- WORK TO COMPLETE -
Could you state how many lines of the material hold "Disk"? Include nothing beyond the number.

- INPUT -
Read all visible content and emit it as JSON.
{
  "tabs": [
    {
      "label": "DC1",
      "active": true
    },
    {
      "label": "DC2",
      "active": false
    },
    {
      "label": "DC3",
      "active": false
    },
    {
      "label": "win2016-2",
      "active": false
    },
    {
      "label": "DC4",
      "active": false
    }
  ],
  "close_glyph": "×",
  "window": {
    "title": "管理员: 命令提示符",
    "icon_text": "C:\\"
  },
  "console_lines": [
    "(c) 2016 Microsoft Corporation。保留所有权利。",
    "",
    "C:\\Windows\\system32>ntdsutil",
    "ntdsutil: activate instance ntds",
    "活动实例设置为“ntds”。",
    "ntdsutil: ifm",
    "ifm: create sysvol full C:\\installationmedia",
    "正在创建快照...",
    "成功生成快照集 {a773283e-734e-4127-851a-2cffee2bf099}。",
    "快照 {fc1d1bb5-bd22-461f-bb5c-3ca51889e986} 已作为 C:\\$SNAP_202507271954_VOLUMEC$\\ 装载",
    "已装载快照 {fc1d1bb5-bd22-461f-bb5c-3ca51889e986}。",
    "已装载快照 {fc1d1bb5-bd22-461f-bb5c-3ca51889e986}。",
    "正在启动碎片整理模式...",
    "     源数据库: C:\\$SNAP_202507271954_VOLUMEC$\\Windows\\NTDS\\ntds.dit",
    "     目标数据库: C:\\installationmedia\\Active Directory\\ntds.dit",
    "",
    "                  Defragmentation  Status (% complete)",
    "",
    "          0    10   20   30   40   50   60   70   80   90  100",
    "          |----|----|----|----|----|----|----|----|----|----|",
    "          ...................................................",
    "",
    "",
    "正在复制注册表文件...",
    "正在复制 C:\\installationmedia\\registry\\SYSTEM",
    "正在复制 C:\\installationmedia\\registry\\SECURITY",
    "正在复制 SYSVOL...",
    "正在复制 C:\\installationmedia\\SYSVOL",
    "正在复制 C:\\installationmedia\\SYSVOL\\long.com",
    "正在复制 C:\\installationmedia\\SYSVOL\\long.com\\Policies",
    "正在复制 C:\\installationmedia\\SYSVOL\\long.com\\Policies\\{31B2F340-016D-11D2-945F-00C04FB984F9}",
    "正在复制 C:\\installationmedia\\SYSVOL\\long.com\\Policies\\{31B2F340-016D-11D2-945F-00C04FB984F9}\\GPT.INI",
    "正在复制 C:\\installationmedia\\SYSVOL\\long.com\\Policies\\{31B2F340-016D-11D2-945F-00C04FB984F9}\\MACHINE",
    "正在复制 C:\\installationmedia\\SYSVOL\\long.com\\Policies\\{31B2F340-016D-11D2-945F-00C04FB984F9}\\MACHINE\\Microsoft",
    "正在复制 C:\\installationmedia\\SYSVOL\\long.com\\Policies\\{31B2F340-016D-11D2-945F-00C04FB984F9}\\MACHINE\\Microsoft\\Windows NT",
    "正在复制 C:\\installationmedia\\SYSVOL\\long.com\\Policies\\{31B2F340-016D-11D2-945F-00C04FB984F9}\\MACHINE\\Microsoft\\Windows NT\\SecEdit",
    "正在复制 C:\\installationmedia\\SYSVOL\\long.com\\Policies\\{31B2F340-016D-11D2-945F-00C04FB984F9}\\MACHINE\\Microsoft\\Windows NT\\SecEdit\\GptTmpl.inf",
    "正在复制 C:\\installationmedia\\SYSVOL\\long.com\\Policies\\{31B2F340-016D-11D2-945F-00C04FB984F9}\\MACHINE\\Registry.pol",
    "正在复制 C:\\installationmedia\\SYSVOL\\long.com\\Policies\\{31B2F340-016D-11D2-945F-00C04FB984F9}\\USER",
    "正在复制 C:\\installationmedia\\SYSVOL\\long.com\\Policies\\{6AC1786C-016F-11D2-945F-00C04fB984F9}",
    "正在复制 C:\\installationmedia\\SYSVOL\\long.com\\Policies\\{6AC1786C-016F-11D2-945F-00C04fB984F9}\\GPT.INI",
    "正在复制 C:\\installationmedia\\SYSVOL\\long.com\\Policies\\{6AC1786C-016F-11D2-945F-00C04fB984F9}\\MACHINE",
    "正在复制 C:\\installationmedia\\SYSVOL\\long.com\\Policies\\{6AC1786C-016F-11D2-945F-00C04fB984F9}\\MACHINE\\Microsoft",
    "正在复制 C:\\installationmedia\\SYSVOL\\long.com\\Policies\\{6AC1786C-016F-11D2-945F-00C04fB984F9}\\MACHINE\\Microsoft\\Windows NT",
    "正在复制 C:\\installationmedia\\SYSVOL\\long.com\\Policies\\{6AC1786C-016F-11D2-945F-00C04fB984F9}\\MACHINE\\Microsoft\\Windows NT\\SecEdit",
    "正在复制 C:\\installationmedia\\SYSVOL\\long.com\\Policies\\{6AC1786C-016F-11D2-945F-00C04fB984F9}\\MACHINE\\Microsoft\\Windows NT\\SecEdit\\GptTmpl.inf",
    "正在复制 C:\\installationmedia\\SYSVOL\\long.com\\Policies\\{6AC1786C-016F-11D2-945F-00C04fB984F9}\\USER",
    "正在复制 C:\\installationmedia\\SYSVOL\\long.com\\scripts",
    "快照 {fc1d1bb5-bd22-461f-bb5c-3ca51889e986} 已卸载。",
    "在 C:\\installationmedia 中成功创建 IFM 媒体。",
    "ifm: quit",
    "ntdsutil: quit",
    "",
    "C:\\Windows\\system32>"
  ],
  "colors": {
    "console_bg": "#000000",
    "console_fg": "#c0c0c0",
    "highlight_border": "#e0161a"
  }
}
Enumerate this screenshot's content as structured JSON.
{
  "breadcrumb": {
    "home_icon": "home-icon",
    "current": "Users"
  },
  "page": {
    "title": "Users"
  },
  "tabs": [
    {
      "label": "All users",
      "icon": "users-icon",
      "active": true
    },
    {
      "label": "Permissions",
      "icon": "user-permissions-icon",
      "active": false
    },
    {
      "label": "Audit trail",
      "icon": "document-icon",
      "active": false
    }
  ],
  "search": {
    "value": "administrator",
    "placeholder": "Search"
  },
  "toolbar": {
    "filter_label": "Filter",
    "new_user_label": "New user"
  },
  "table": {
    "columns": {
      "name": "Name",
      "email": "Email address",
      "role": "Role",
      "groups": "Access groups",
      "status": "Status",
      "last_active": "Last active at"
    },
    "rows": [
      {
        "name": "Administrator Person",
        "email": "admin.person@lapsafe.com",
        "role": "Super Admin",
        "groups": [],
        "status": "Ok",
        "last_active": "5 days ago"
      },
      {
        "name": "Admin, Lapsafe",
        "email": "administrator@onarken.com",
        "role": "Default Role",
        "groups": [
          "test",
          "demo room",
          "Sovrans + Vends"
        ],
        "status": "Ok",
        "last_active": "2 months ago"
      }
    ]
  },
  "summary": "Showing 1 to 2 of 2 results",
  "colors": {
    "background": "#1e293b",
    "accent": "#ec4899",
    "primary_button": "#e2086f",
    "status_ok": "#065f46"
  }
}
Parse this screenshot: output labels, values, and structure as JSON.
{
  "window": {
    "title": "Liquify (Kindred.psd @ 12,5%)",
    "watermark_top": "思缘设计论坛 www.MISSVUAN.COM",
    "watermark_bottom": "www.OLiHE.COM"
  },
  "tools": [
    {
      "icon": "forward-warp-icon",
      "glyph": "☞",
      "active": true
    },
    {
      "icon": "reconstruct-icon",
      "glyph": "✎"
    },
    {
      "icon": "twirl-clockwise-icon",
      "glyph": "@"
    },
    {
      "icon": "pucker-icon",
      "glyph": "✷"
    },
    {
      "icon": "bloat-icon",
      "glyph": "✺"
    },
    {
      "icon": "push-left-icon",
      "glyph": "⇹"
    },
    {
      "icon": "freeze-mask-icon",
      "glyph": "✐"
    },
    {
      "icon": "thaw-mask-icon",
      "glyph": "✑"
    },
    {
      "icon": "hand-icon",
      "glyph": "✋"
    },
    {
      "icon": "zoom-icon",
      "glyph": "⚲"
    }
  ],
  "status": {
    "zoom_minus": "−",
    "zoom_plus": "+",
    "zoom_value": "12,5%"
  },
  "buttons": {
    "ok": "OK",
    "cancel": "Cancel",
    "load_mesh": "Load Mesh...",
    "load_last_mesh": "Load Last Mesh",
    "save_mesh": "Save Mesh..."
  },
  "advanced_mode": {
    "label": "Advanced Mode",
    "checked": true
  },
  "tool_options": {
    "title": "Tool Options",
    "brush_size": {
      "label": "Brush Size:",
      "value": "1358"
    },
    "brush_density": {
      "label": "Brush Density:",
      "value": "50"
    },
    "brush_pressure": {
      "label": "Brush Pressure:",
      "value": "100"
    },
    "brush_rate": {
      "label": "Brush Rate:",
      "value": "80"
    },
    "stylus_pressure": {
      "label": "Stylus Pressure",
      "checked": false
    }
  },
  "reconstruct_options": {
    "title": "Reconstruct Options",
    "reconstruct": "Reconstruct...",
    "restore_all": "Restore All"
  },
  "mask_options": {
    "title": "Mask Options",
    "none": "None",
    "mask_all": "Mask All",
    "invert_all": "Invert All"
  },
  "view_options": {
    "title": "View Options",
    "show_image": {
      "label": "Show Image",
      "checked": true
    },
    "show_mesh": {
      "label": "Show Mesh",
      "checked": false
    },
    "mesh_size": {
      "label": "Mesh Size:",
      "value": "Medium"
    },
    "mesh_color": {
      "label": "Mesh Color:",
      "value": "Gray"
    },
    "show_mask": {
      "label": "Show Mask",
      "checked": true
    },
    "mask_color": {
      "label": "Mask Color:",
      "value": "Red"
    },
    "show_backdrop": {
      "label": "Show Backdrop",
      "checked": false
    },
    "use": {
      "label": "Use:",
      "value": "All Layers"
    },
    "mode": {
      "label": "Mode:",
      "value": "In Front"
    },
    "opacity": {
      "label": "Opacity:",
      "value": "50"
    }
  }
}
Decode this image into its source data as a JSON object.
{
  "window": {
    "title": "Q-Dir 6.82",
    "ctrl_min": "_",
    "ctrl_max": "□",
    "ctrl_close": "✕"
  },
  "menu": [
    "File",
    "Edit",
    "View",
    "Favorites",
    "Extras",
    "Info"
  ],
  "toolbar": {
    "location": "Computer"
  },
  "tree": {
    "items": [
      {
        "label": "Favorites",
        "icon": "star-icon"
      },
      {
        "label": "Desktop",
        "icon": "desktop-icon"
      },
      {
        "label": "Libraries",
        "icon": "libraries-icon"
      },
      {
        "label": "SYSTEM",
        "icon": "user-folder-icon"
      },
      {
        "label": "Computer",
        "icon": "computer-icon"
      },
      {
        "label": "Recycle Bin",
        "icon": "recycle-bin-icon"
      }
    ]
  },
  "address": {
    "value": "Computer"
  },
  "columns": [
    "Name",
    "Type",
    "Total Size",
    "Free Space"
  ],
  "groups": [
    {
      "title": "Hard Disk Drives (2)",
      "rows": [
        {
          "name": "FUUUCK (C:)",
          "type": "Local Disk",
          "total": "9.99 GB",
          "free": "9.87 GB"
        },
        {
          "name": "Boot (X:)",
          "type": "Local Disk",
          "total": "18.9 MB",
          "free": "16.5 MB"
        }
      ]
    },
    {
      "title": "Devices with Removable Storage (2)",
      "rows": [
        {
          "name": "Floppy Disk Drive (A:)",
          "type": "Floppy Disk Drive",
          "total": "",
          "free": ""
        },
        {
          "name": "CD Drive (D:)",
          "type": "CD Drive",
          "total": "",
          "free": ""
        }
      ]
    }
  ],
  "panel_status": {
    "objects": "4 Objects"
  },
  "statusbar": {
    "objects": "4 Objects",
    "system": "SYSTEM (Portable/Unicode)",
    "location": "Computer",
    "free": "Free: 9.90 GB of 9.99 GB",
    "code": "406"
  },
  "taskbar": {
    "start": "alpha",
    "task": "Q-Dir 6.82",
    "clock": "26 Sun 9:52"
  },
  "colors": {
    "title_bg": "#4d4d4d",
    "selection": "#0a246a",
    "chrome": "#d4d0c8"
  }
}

- RESULT OF THE TASK -
5